* [Try it]
The answer must consist of every line in the records that contains the word "hashtag".

_ _ _ _ _

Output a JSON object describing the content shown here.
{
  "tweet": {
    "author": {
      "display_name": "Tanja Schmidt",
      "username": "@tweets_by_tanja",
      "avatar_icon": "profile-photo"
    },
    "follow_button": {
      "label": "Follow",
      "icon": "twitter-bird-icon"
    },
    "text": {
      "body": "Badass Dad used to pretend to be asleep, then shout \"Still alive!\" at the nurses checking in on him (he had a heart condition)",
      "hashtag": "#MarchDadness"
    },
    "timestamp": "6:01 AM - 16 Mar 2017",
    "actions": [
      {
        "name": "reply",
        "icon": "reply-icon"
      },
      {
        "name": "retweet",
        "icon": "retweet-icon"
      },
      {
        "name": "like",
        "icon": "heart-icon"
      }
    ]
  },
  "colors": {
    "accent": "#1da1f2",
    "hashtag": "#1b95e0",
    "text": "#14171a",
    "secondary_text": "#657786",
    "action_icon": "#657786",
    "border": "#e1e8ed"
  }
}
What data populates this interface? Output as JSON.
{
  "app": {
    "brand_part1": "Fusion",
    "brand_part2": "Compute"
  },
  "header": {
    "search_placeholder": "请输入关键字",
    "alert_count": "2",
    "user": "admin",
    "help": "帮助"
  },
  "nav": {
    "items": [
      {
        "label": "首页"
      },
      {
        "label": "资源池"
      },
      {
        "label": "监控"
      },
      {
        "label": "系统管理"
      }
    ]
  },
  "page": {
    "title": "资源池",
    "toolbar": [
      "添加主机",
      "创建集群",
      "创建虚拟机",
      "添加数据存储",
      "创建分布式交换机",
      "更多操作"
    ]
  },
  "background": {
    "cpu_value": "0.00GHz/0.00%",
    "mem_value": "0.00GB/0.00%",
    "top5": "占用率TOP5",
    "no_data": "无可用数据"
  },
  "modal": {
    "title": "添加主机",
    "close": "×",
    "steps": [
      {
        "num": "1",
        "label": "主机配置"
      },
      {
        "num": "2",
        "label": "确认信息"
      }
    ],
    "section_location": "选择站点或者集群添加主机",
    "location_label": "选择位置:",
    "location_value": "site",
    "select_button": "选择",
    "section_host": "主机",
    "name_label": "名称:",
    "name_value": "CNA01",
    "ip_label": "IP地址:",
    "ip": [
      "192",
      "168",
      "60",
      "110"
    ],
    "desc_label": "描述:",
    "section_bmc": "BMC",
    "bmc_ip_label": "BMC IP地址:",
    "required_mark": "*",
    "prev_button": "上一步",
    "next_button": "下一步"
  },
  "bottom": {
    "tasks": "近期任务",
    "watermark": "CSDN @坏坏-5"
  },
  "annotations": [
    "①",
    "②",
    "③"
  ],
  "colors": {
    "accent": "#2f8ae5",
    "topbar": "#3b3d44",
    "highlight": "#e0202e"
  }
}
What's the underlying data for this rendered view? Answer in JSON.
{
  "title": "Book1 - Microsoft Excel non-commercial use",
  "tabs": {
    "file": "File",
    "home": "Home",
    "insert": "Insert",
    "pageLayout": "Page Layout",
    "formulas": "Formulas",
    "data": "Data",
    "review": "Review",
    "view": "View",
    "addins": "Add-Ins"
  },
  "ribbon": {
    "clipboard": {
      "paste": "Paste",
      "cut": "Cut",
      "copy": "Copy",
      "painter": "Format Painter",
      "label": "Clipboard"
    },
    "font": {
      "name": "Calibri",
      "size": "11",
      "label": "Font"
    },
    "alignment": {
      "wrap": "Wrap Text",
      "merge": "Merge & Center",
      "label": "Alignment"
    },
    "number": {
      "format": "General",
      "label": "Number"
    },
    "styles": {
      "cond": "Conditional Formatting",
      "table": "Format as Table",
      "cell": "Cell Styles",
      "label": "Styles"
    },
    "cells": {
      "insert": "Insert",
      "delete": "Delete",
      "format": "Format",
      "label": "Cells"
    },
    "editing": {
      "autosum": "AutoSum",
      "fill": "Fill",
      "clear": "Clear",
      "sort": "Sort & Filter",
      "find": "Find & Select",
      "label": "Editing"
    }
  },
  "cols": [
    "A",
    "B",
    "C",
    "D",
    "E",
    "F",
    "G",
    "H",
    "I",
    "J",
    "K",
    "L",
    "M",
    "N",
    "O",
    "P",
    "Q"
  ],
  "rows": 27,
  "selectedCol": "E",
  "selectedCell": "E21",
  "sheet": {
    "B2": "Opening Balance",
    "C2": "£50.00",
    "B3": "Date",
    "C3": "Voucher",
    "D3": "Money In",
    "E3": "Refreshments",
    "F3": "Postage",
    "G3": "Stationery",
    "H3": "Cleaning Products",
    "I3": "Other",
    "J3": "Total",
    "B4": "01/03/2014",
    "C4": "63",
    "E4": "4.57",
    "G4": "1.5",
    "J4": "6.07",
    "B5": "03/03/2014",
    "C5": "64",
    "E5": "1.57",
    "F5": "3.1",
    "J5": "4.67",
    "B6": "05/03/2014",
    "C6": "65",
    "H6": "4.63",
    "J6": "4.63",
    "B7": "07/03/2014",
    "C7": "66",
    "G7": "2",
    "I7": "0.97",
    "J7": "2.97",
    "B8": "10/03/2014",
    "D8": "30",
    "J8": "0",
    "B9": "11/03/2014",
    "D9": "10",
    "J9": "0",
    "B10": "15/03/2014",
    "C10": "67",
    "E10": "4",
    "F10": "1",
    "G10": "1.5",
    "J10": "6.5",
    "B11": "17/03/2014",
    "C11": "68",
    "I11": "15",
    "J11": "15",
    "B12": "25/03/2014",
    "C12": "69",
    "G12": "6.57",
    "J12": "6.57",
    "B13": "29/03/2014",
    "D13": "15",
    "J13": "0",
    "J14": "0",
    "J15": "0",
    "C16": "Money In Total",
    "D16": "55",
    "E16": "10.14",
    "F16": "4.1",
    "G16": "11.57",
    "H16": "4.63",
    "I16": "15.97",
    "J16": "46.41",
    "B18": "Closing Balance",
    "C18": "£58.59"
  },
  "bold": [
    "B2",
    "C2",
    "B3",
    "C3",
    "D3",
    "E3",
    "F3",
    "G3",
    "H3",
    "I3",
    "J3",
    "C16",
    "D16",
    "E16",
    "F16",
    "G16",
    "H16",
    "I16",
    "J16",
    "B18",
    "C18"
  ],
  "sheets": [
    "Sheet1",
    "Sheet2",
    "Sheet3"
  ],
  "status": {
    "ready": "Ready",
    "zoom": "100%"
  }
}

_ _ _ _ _

* [Output for this task]
      "hashtag": "#MarchDadness"
    "hashtag": "#1b95e0",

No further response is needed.